So let’s talk about foster care! Growing up, my parents were foster parents. The foster system is actually how I ended up not being an only child, with my parents adopting my little sister when she was four, and I was ten. There are some really wonderful people who serve in these home systems, giving shelter, care, guidance, and a safe haven to children whose parents have, in some way, lost the ability or the right to take care of them at home. It can be incredibly beneficial for the children who are well-placed. But not all foster systems are created equal, and not all foster homes are created equal.
Want some foster facts? Most children in foster care will experience at least three different home placements during their time in the system; infants may experience three placements within their first year of life. This often results in attachment and bonding issues with caretakers, which in turn has serious effects on long-term brain growth and emotional development. In an overcrowded system with limited resources, accurate and efficient mental health treatment is rare. Even basic preventative health care is hard to come by. As is sex education, homework assistance, self-help awareness and parental guidance. Many of the children who age out of the system do so with little to no long-term resources for further education, employment, or living assistance. Statistically, nearly half the children who spend time in foster care will not even graduate high school. It is a system built on good intentions that, in reality, is complicated and flawed.
How would that be any less traumatizing than abuse? For a child to be yanked from their own home, placed with complete strangers, and only allowed to see their parents during supervised visits, all on the premise that their military mom or dad might hit them one day? Do you see what’s happening? You’re creating in these children one of the most debilitating emotions an immature mind can face: the fear of the unknown. And to introduce this fear with the face of their parents, who should be and likely are their safe havens, is completely counterproductive. In fact, it’s morally reprehensible to instill such fear on the basis of sweeping generalization and virtually zero evidence.
I won’t even get started on the effects of stress hormones such as cortisol on the chemical balance and physical development of young minds, because that’s chemistry, and talk of basic science requires more brains and common sense than all your group admins have combined.
However, I really can’t avoid your repeated implications that ‘PTSD is just a made-up excuse’ and the completely contradictory way that you use reports of feminists suffering from PTSD as a point of comparison. Not to mention that being a feminist and a service member are not mutually exclusive; also, claiming that feminist PTSD is ‘real’ and soldier PTSD is ‘not real’ is judgmental at best, psychologically incorrect at worst. The reality of PTSD is determined by cluster symptoms regardless of the circumstances of actual trauma.
I could sit here and explain to you the methodology of psychiatric diagnosis, but again, your lack of common sense begs me to not even bother. The irony (there’s that word again) of your ‘petition’ is that you’re completely overlooking the stress trauma that could be created within the children themselves who might live through your suggested separation and therapy process.
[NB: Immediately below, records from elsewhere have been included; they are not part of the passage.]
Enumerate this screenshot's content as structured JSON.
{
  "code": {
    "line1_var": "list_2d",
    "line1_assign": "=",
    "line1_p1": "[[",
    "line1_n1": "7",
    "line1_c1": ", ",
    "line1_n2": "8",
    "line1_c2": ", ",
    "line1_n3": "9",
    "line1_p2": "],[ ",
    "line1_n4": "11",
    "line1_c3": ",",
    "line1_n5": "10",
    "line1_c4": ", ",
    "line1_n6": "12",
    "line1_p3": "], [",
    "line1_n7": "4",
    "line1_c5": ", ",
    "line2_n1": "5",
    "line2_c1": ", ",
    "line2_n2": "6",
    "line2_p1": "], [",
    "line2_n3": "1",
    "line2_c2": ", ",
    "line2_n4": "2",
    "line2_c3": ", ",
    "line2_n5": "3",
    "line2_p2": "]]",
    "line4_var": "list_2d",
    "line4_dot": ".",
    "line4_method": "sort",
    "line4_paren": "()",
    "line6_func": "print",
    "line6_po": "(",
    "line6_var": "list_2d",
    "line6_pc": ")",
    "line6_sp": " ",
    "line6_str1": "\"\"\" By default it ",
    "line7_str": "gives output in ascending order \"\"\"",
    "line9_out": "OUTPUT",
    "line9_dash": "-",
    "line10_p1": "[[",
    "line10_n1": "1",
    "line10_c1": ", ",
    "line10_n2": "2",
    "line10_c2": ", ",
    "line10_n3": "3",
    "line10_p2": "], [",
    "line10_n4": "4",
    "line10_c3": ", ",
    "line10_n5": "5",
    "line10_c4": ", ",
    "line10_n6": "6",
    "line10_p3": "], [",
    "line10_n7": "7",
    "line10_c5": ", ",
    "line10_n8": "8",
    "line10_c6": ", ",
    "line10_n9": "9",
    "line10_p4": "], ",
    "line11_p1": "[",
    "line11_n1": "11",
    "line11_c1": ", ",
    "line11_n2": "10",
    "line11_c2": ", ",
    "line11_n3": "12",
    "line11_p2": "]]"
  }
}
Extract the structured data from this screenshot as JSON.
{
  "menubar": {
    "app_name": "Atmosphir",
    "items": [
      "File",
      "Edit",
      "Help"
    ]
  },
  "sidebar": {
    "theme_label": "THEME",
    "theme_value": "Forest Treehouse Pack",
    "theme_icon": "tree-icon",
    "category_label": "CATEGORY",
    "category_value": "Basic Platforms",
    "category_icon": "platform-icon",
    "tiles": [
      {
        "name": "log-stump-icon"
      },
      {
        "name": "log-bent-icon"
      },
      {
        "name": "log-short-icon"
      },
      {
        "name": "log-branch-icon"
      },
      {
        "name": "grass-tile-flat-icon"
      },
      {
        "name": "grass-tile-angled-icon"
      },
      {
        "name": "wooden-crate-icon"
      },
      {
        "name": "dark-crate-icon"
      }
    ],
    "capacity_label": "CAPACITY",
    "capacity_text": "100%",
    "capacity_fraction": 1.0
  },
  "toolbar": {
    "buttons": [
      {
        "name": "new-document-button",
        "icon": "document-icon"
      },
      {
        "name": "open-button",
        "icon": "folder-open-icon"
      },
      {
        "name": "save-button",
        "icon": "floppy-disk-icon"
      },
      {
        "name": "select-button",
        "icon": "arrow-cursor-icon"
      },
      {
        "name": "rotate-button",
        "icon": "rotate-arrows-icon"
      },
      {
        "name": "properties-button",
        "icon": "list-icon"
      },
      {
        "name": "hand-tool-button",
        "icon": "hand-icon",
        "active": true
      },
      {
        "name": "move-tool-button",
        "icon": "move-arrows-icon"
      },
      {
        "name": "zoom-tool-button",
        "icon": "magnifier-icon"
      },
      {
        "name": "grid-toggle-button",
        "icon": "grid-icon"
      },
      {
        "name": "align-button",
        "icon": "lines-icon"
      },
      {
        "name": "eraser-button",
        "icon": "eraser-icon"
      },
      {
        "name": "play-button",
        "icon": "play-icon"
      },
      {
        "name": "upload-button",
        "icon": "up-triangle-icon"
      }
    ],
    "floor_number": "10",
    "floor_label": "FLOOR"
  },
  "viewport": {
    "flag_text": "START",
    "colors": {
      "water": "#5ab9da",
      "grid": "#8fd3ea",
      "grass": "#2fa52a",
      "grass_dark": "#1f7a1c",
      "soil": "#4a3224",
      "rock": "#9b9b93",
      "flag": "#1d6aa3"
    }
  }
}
But perhaps one of the most telling things about your campaign is your repeated use of child imagery for your own benefit. Creating memes with anonymous crying children overlaid with inflammatory text; totally missing the point of this article on ISIS exploitation of children; and using this kid’s picture to stick it to your detractors – all of these choices show that you really don’t care about children at all, or at least not enough to avoid manipulating images of children for the profit of your cause.
In short, your page, your petition, and your approach are shameless, unsupported and absolutely stupid. You seem to have overlooked the very basic analytical fact that correlation does not equal causation. You’re as bad as the anti-vaccination crowd, relying on little more than your overblown sense of superiority to support this vastly incorrect, generalized accusation against military members. You have flatly insulted the people who volunteer their lives in defense of your right to this abominable exercise of free speech. You have demoralized any person, service member or not, who has trauma to overcome, by saying that emotional healing must be taken from their own hands and administered by unfamiliar third parties.
I would suggest that you simply take the group page down to save yourself more embarrassment, but that would require the ability to admit you’re wrong, which your self-righteous ego probably eliminated from your psyche long ago. So I simply dare you to take a look at all the links I’ve included, and check the facts. Meanwhile, I’ll be sure to share the complete idiocy of your creed with the Internet at large.
Editor’s Note: One day after we posted this article, the Facebook page “Military Parents Abuse Their Children” was removed from Facebook. Great work, Havok Journal community!